Building business relations is one of the foundations of Japanese business ethics. To win the trust of Japanese entrepreneurs, try to develop strong personal relations with a potential customer and learn the basic business customs you may encounter in the Country of Cherry Blossoms.
Work for life
The professional work attitude of the Japanese arises from the Japanese business culture that involves efforts to attach the employee to the company. This encourages full commitment to one’s job duties and acting in the best interest of the company. As a result employees are by default employed at a particular company for good – they usually start and end their professional careers in one and the same office.
Bow is a basic gesture in Japanese culture. It expresses gratitude, respect and is a greeting and goodbye gesture. Even though the Japanese attach great importance to the depth of the bow, sequence and hierarchy, they are more tolerant towards Western businessmen, expecting them only to slightly lean forward or nod their head. You must always arrive punctually for meetings – tardiness is in very bad taste. The colours of your clothes should be subdued and any jewellery should be modest. A Japanese businessman usually wears a navy blue suit. You are expected to take off your coat and hat while entering the company.
Giving business cards is a kind of ritual. They must be kept in special holders, always given with the inscription facing up, and accepted with respect. The customer should be the second to give their business card. Business cards will help us avoid the uncomfortable questions about a name we have forgotten – this should be kept in mind because the Japanese consider it rude to ask someone to repeat their name.
The Japanese value direct contact much more than e-mails or phone calls. They invest a lot of their time in building lasting relations with their business partners. Make sure to be thoroughly prepared for every business meeting. Since the Japanese are very cautious when it comes to their business moves, you may wait a long time for the answer as to the prospective deal – this will be a lesson of patience for a European customer.
The ringi system
The decision-making process in Japanese business is so long also because companies make decisions collectively. Arrangements must be made at every level of the internal hierarchy. Such decision-making facilitates execution of projects as they are developed through cooperation rather than based on top-down orders given by the company management.
The word nemawashi, literally meaning “going around the roots,” is a well-known phrase illustrating the Japanese approach to doing business. The term comes from gardening and it means preparing the roots of plants for replanting to protect them against damage as much as possible. In the business context, this may translate as “laying the groundwork,” “building the foundations.”
It assumes detailed talks with the parties involved in new projects, or project modifications, to gather opinions and as much information as possible and to ultimately arrive at a decision together.
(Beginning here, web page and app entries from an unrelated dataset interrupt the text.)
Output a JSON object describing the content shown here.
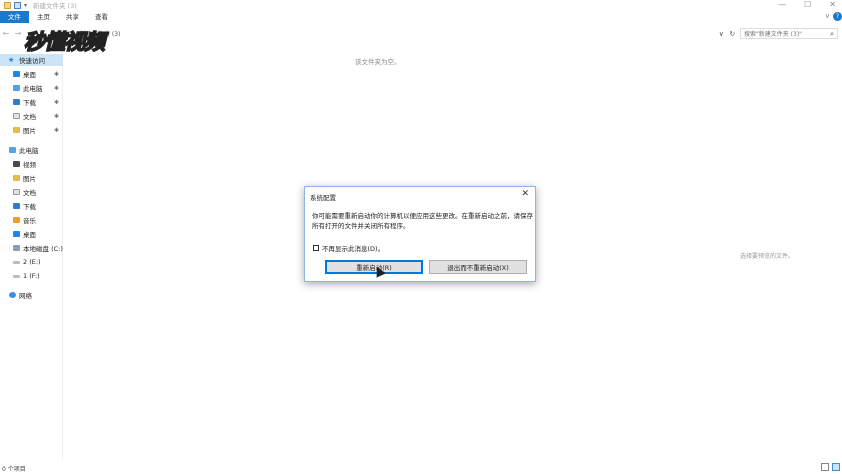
{
  "window": {
    "title": "新建文件夹 (3)",
    "minimize": "—",
    "maximize": "☐",
    "close": "✕"
  },
  "ribbon": {
    "tabs": [
      "文件",
      "主页",
      "共享",
      "查看"
    ],
    "expand": "∨",
    "help": "?"
  },
  "address": {
    "path": "新建文件夹 (3)",
    "dropdown": "∨",
    "refresh": "↻",
    "search_placeholder": "搜索\"新建文件夹 (3)\""
  },
  "watermark": {
    "text": "秒懂视频"
  },
  "sidebar": {
    "quick_access": "快速访问",
    "quick_items": [
      "桌面",
      "此电脑",
      "下载",
      "文档",
      "图片"
    ],
    "this_pc": "此电脑",
    "pc_items": [
      "视频",
      "图片",
      "文档",
      "下载",
      "音乐",
      "桌面",
      "本地磁盘 (C:)",
      "2 (E:)",
      "1 (F:)"
    ],
    "network": "网络"
  },
  "content": {
    "empty_message": "该文件夹为空。",
    "preview_message": "选择要预览的文件。"
  },
  "dialog": {
    "title": "系统配置",
    "message": "你可能需要重新启动你的计算机以便应用这些更改。在重新启动之前，请保存所有打开的文件并关闭所有程序。",
    "checkbox_label": "不再显示此消息(D)。",
    "restart_button": "重新启动(R)",
    "exit_button": "退出而不重新启动(X)"
  },
  "status": {
    "item_count": "0 个项目"
  }
}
This informal process is an important element of every new project and it precedes any subsequent official steps. However, please note that in Japan nemawashi often has negative connotations, being associated with fraud, lobbying and deception.
Language in business relations
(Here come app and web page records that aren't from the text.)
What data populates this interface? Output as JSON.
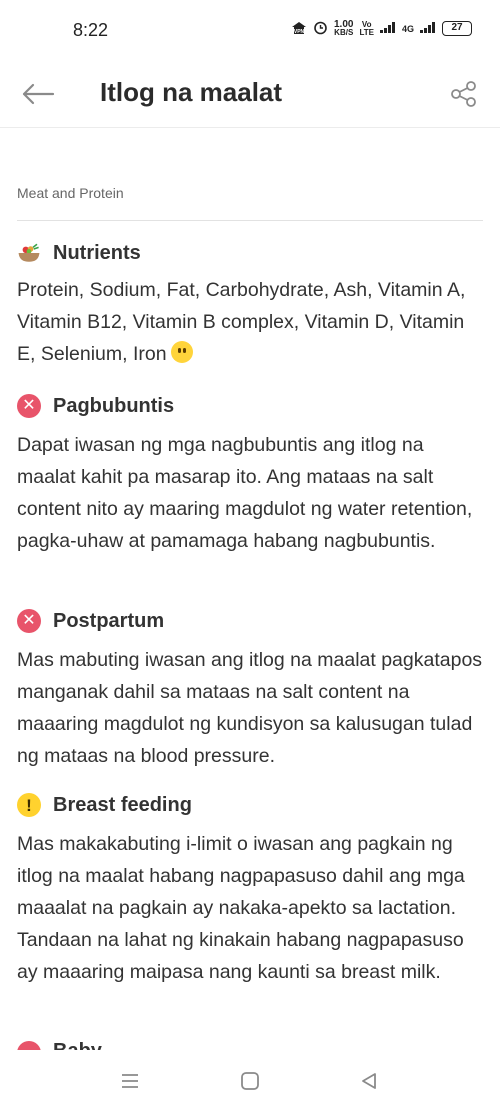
{
  "status_bar": {
    "time": "8:22",
    "speed_value": "1.00",
    "speed_unit": "KB/S",
    "lte_top": "Vo",
    "lte_bottom": "LTE",
    "net_type": "4G",
    "battery": "27"
  },
  "header": {
    "title": "Itlog na maalat",
    "back_icon": "arrow-left-icon",
    "share_icon": "share-icon"
  },
  "category": "Meat and Protein",
  "nutrients": {
    "title": "Nutrients",
    "icon": "food-bowl-icon",
    "text": "Protein, Sodium, Fat, Carbohydrate, Ash, Vitamin A, Vitamin B12, Vitamin B complex, Vitamin D, Vitamin E, Selenium, Iron"
  },
  "sections": [
    {
      "title": "Pagbubuntis",
      "status": "not-recommended",
      "text": "Dapat iwasan ng mga nagbubuntis ang itlog na maalat kahit pa masarap ito. Ang mataas na salt content nito ay maaring magdulot ng water retention, pagka-uhaw at pamamaga habang nagbubuntis."
    },
    {
      "title": "Postpartum",
      "status": "not-recommended",
      "text": "Mas mabuting iwasan ang itlog na maalat pagkatapos manganak dahil sa mataas na salt content na maaaring magdulot ng kundisyon sa kalusugan tulad ng mataas na blood pressure."
    },
    {
      "title": "Breast feeding",
      "status": "caution",
      "text": "Mas makakabuting i-limit o iwasan ang pagkain ng itlog na maalat habang nagpapasuso dahil ang mga maaalat na pagkain ay nakaka-apekto sa lactation. Tandaan na lahat ng kinakain habang nagpapasuso ay maaaring maipasa nang kaunti sa breast milk."
    },
    {
      "title": "Baby",
      "status": "not-recommended"
    }
  ],
  "colors": {
    "not_recommended": "#e8546a",
    "caution": "#ffd22e",
    "icon_gray": "#8a8a8a"
  },
  "nav_bar": {
    "icons": [
      "menu-icon",
      "home-icon",
      "back-triangle-icon"
    ]
  }
}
The majority of Japanese businessmen speak fluent English. However, sometimes negotiations may be suspended if it turns out that your Japanese counterpart does not understand everything sufficiently well. It is customary that the party initiating the meeting should take actions to eliminate the language barrier, for example by coming to the meeting with an interpreter.
To sum up, the Japanese treat negotiations and business decision-making very seriously and they approach prospective business partners with tremendous respect, even if no deal is ultimately reached. Being unaware of Japanese business etiquette may deprive you of a business opportunity so it is a good idea to learn the traditional management methods applied in Japanese business, which combine respect for coworkers and prospective partners and encourage self-development.